Mismatch in sex of donor and recipient of pRBC is described in the literature as a possible factor influencing the outcome of transfusion . We could not detect a benefit in matching pRBC to the recipient’s sex in terms of MCF and also did not find a negative impact of mismatch on flow in capillaries. In addition, no significant differences of donor’s sex and change in MCF could be detected, possibly also due to the small sample size of our study.
Finally, so-called storage lesions due to prolonged storage are well described and understood in in-vitro as well as in in-vivo animal models, but the clinical significance remains unclear [7, 28, 38, 39]. Therefore, the findings of this investigation can only be seen as a jigsaw piece in the field of microcirculation studies with considerable uncertainty. The growing importance of individualized patient treatment in medicine supports bedside measurement of perfusion within the smallest vessels in real-time (MCF), thus serving as an indirect predictor of erythrocyte flow and oxygen delivery to the organs [26, 40].

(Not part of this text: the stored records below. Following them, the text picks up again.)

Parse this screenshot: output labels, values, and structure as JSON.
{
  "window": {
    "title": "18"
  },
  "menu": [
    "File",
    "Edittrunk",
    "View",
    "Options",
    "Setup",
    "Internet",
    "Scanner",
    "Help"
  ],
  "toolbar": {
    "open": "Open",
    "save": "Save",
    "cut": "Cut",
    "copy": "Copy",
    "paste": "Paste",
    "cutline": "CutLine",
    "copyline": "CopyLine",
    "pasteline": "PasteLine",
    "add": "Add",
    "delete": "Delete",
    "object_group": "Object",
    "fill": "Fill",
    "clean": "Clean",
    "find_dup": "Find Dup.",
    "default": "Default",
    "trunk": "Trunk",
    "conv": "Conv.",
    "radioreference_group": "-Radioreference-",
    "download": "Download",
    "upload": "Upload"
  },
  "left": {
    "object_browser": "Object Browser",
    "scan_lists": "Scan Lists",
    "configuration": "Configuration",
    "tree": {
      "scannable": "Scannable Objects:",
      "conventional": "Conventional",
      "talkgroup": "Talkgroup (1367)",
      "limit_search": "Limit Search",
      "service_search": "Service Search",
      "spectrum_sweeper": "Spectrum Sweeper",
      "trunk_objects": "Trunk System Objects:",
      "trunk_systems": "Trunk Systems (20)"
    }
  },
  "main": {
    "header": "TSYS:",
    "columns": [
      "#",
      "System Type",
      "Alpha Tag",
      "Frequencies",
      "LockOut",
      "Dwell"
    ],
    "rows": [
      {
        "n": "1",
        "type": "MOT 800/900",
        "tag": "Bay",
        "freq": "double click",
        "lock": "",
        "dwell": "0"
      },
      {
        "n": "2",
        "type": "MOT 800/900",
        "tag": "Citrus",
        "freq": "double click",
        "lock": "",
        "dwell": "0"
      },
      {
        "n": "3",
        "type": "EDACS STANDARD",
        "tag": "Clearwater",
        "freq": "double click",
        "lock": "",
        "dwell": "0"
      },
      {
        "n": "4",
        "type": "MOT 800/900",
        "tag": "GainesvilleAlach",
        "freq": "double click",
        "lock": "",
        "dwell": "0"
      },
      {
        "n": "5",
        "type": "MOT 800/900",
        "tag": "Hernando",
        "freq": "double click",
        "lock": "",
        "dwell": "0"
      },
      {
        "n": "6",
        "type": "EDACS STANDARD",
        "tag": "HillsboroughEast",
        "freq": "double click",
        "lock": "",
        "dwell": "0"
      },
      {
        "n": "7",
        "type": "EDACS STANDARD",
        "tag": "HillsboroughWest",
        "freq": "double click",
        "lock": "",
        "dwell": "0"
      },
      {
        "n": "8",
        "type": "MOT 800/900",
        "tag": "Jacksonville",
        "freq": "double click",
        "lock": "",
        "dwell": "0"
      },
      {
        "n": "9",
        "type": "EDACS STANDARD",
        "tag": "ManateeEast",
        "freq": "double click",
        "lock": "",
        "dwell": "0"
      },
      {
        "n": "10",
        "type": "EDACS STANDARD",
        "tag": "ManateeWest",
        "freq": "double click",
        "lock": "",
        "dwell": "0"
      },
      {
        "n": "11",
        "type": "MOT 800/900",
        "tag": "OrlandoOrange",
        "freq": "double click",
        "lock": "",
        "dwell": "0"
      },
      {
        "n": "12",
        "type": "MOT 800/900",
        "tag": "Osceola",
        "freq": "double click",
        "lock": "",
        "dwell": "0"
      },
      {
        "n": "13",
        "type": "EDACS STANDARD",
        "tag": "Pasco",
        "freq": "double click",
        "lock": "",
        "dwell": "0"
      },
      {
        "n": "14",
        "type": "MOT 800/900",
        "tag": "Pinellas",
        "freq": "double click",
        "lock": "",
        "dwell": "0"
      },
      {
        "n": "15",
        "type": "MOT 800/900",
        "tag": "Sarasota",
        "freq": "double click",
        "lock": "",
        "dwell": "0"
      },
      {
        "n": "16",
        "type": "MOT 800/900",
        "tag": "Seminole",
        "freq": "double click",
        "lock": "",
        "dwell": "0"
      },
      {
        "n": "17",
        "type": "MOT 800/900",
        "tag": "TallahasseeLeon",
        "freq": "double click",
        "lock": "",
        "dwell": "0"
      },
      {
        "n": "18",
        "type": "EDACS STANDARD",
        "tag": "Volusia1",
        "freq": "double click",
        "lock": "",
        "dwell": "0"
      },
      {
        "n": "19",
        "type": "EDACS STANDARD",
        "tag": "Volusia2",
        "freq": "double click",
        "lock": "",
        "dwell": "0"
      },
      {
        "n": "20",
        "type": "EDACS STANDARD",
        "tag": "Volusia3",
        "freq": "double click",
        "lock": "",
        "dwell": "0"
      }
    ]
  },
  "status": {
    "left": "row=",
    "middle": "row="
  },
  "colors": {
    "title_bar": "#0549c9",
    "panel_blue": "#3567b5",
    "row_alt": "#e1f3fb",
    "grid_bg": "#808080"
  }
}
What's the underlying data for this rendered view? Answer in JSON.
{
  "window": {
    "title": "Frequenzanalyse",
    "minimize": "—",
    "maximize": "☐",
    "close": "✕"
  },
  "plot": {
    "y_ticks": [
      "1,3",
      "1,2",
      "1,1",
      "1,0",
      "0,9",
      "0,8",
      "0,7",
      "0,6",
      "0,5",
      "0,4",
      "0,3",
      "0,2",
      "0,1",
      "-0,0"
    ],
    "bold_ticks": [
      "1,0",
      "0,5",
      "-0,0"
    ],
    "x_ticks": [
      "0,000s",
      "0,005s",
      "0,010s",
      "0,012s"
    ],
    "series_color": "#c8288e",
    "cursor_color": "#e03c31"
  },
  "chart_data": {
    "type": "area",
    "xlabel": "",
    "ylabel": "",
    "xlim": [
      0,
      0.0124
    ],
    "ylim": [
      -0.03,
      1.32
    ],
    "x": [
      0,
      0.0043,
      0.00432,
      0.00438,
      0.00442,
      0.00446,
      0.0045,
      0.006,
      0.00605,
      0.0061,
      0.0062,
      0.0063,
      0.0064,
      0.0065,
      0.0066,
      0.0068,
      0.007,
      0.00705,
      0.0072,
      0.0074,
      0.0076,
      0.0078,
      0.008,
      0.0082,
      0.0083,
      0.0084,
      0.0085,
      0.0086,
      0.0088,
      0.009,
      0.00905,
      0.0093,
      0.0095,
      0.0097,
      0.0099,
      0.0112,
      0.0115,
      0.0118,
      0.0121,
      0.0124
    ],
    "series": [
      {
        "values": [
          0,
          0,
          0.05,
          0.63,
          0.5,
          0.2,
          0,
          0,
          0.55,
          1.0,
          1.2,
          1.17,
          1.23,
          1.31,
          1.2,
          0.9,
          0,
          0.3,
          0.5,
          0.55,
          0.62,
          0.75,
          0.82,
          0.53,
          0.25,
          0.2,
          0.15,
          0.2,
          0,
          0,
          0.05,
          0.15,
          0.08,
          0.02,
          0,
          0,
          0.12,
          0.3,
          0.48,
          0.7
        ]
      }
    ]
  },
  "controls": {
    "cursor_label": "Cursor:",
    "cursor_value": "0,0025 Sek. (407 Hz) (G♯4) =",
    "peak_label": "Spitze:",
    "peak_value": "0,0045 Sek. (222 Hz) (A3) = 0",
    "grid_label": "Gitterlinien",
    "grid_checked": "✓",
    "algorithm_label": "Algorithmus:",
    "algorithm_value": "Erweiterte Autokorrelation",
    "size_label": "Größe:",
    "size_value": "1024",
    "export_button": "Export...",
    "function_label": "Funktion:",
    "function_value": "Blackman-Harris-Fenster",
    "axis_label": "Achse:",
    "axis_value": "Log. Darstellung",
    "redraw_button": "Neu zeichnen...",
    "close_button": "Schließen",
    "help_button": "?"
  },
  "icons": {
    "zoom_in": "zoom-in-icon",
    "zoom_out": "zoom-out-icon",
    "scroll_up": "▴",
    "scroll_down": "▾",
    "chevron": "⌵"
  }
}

Our study has several limitations. First, as a retrospective analysis, collection of data about transfused pRBCs was difficult due to missing values in patient charts. Second, the sample size was not powered for the presented research question, and data were not distributed equally due to the standard practice of blood banks to transfuse older pRBCs first. This explains the underrepresentation of fresh blood in this trial. Third, variability of measurements was high. Here, an automated software analysis could help in the future. In addition, distinctions between different groups may be larger with transfusion of fresh blood being even younger than eight days.